One way to help prevent this, according to Supporting Older People, is simple human contact.

Julia said: “It’s having that human voice to break up the monotony of the day. I have people who say all they do is stare at the same four walls every day. Having someone there breaks up their day, gives them a new face and a new aspect.”

The charity has around 70 volunteers. Many of them are matched as home-visitors to go to people’s homes and have a chat with them once a week.

They also host a range of activities from ‘tea and talk’, ‘singing group’ to frequent outings.

Young or old, anyone can feel lonely or isolated and it’s not a nice feeling at all. It can often engulf your life without even realising it; not to mention the impact it has on your health.

If you’re feeling lonely, why not pop in and see us at Harrogate Hub. Likewise, you can contact Supporting Older People.

Both charities are also looking for more volunteers. With the end of the year approaching, maybe you could make it your new year’s resolution to help combat loneliness in our town.

Article links:

Read more at: http://www.yorkshirepost.co.uk/news/campaigns/new-research-reveals-extent-of-loneliness-and-shows-just-how-much-money-interventions-can-save-1-8763590

http://www.gponline.com/read-professor-helen-stokes-lampards-rcgp-conference-2017-speech-full/article/1447175

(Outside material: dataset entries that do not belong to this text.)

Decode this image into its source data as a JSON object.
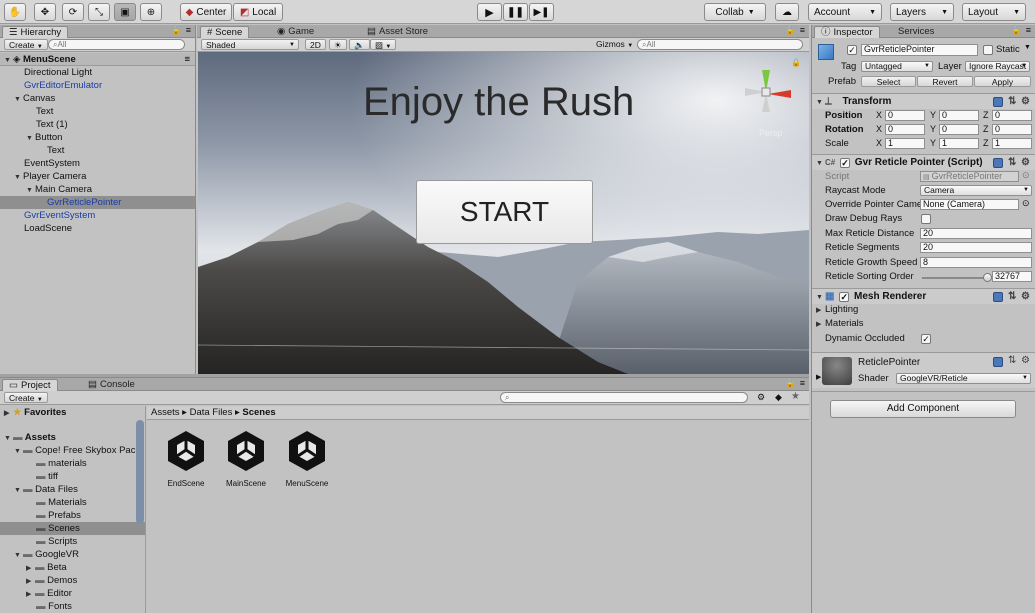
{
  "toolbar": {
    "tools": [
      "hand-tool",
      "move-tool",
      "rotate-tool",
      "scale-tool",
      "rect-tool",
      "transform-tool"
    ],
    "pivot_center": "Center",
    "pivot_local": "Local",
    "collab": "Collab",
    "account": "Account",
    "layers": "Layers",
    "layout": "Layout"
  },
  "hierarchy": {
    "tab": "Hierarchy",
    "create": "Create",
    "search_placeholder": "All",
    "scene_name": "MenuScene",
    "items": [
      {
        "label": "Directional Light"
      },
      {
        "label": "GvrEditorEmulator"
      },
      {
        "label": "Canvas"
      },
      {
        "label": "Text"
      },
      {
        "label": "Text (1)"
      },
      {
        "label": "Button"
      },
      {
        "label": "Text"
      },
      {
        "label": "EventSystem"
      },
      {
        "label": "Player Camera"
      },
      {
        "label": "Main Camera"
      },
      {
        "label": "GvrReticlePointer"
      },
      {
        "label": "GvrEventSystem"
      },
      {
        "label": "LoadScene"
      }
    ]
  },
  "scene_view": {
    "tabs": [
      "Scene",
      "Game",
      "Asset Store"
    ],
    "shading": "Shaded",
    "mode_2d": "2D",
    "gizmos": "Gizmos",
    "search_placeholder": "All",
    "title_text": "Enjoy the Rush",
    "start_button": "START",
    "persp_label": "Persp"
  },
  "project": {
    "tabs": [
      "Project",
      "Console"
    ],
    "create": "Create",
    "favorites": "Favorites",
    "assets": "Assets",
    "tree": [
      {
        "label": "Cope! Free Skybox Pack"
      },
      {
        "label": "materials"
      },
      {
        "label": "tiff"
      },
      {
        "label": "Data Files"
      },
      {
        "label": "Materials"
      },
      {
        "label": "Prefabs"
      },
      {
        "label": "Scenes"
      },
      {
        "label": "Scripts"
      },
      {
        "label": "GoogleVR"
      },
      {
        "label": "Beta"
      },
      {
        "label": "Demos"
      },
      {
        "label": "Editor"
      },
      {
        "label": "Fonts"
      }
    ],
    "breadcrumb": [
      "Assets",
      "Data Files",
      "Scenes"
    ],
    "files": [
      "EndScene",
      "MainScene",
      "MenuScene"
    ]
  },
  "inspector": {
    "tabs": [
      "Inspector",
      "Services"
    ],
    "object_name": "GvrReticlePointer",
    "static_label": "Static",
    "tag_label": "Tag",
    "tag_value": "Untagged",
    "layer_label": "Layer",
    "layer_value": "Ignore Raycast",
    "prefab_label": "Prefab",
    "prefab_select": "Select",
    "prefab_revert": "Revert",
    "prefab_apply": "Apply",
    "transform": {
      "title": "Transform",
      "position_label": "Position",
      "rotation_label": "Rotation",
      "scale_label": "Scale",
      "axes": [
        "X",
        "Y",
        "Z"
      ],
      "position": [
        "0",
        "0",
        "0"
      ],
      "rotation": [
        "0",
        "0",
        "0"
      ],
      "scale": [
        "1",
        "1",
        "1"
      ]
    },
    "reticle": {
      "title": "Gvr Reticle Pointer (Script)",
      "script_label": "Script",
      "script_value": "GvrReticlePointer",
      "raycast_label": "Raycast Mode",
      "raycast_value": "Camera",
      "override_label": "Override Pointer Came",
      "override_value": "None (Camera)",
      "debug_label": "Draw Debug Rays",
      "max_label": "Max Reticle Distance",
      "max_value": "20",
      "segments_label": "Reticle Segments",
      "segments_value": "20",
      "growth_label": "Reticle Growth Speed",
      "growth_value": "8",
      "sorting_label": "Reticle Sorting Order",
      "sorting_value": "32767",
      "sorting_fraction": 1.0
    },
    "mesh": {
      "title": "Mesh Renderer",
      "lighting": "Lighting",
      "materials": "Materials",
      "dynamic_label": "Dynamic Occluded"
    },
    "material": {
      "name": "ReticlePointer",
      "shader_label": "Shader",
      "shader_value": "GoogleVR/Reticle"
    },
    "add_component": "Add Component"
  }
}
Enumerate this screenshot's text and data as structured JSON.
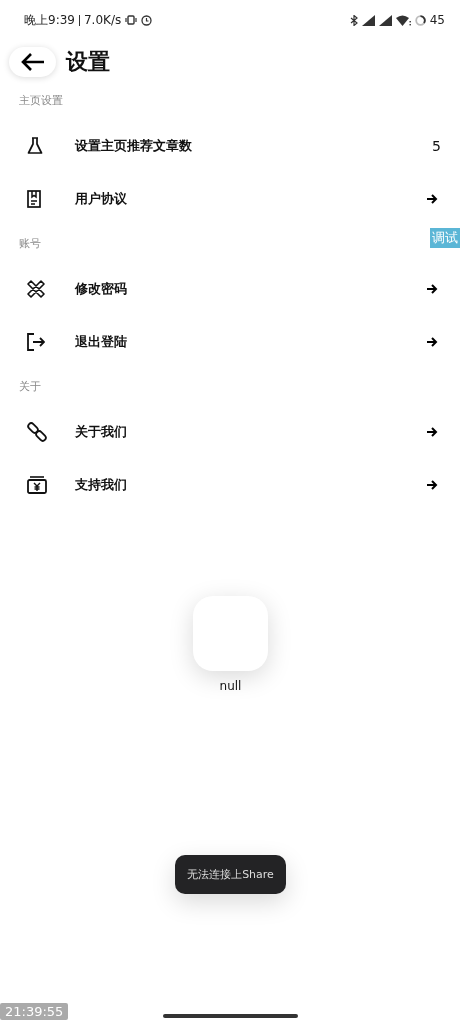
{
  "status_bar": {
    "time": "晚上9:39",
    "speed": "7.0K/s",
    "battery": "45"
  },
  "header": {
    "title": "设置"
  },
  "sections": [
    {
      "title": "主页设置",
      "items": [
        {
          "label": "设置主页推荐文章数",
          "kind": "value",
          "value": "5"
        },
        {
          "label": "用户协议",
          "kind": "arrow"
        }
      ]
    },
    {
      "title": "账号",
      "items": [
        {
          "label": "修改密码",
          "kind": "arrow"
        },
        {
          "label": "退出登陆",
          "kind": "arrow"
        }
      ]
    },
    {
      "title": "关于",
      "items": [
        {
          "label": "关于我们",
          "kind": "arrow"
        },
        {
          "label": "支持我们",
          "kind": "arrow"
        }
      ]
    }
  ],
  "debug_badge": "调试",
  "floating_app": {
    "label": "null"
  },
  "toast": "无法连接上Share",
  "timestamp": "21:39:55"
}
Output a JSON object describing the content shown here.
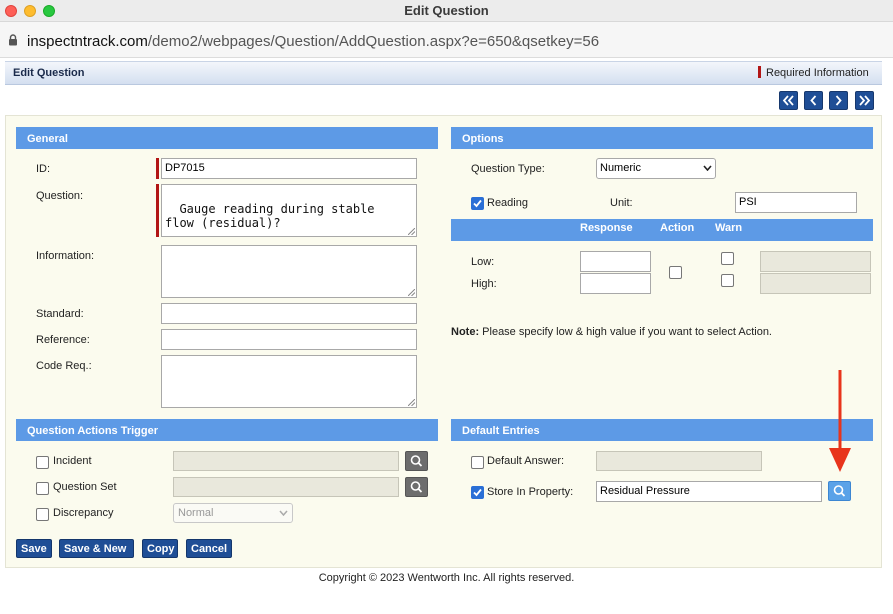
{
  "window": {
    "title": "Edit Question"
  },
  "browser": {
    "url_host": "inspectntrack.com",
    "url_path": "/demo2/webpages/Question/AddQuestion.aspx?e=650&qsetkey=56"
  },
  "page": {
    "title": "Edit Question",
    "required_info": "Required Information"
  },
  "general": {
    "header": "General",
    "id_label": "ID:",
    "id_value": "DP7015",
    "question_label": "Question:",
    "question_value": "Gauge reading during stable\nflow (residual)?",
    "information_label": "Information:",
    "information_value": "",
    "standard_label": "Standard:",
    "standard_value": "",
    "reference_label": "Reference:",
    "reference_value": "",
    "code_label": "Code Req.:",
    "code_value": ""
  },
  "options": {
    "header": "Options",
    "type_label": "Question Type:",
    "type_value": "Numeric",
    "reading_label": "Reading",
    "reading_checked": true,
    "unit_label": "Unit:",
    "unit_value": "PSI",
    "columns": [
      "Response",
      "Action",
      "Warn"
    ],
    "low_label": "Low:",
    "high_label": "High:",
    "note_bold": "Note:",
    "note_text": " Please specify low & high value if you want to select Action."
  },
  "triggers": {
    "header": "Question Actions Trigger",
    "incident_label": "Incident",
    "question_set_label": "Question Set",
    "discrepancy_label": "Discrepancy",
    "discrepancy_select": "Normal"
  },
  "defaults": {
    "header": "Default Entries",
    "default_answer_label": "Default Answer:",
    "default_answer_checked": false,
    "store_label": "Store In Property:",
    "store_checked": true,
    "store_value": "Residual Pressure"
  },
  "buttons": {
    "save": "Save",
    "save_new": "Save & New",
    "copy": "Copy",
    "cancel": "Cancel"
  },
  "footer": "Copyright © 2023 Wentworth Inc. All rights reserved.",
  "colors": {
    "section_header": "#5d9ae6",
    "nav_button": "#1f4e96",
    "required_marker": "#b21515",
    "annotation_arrow": "#e8341c"
  }
}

https://www.campaigntoendloneliness.org

Written by Rachel Williams
Edited by Ella Green

Read more

Listening, laughing and loving at the Harrogate Hub

This is Laurel, “Our ray of sunshine at the Hub”, as Anne describes her. “She has an infectious laugh and she always puts a smile on your face!”

Laurel and Anne are both pastoral carers at the Hub. Every week, Laurel also brings us lovely flowers, which brighten up the place and make it feel like home for our visitors.

I had a chat with Laurel about her experience at the Hub. (And you can check out Anne’s story here.)

How did you get involved in the work of the Hub?

Jo-Ann came to our church and spoke about the Harrogate Hub. I had a heart for this kind of thing. I used to run another ministry, giving out food, furniture, clothes and books. And I wanted to get involved in something similar. I also had previous experience of pastoral care from church.

What did you learn from the pastoral care training course?

So many things stood out, especially the prayer, and learning how we relate to people. I learnt that we show how much we care for people mostly by listening. The course taught me to listen more. When you’re a mum, you sometimes butt in when your children are talking! But it taught me to take note and listen, to assess the situation and to make the person feel at ease.

Why do you think Harrogate needs a Hub?

I think there are a lot of lonely people about in Harrogate. There’s a veneer. People think it’s a rich place, but there’s a lot of poverty here. I see it at the foodbank.

What kinds of needs have you seen since volunteering at the Hub?

There’s a common denominator. There’s a need to be listened to and loved.

What would you say to someone who was considering visiting the Hub?

I would say ‘Come in! It’s warm. It’s cosy. And most of all, we’re here for you.’

 

Interview by Ella Green

Read more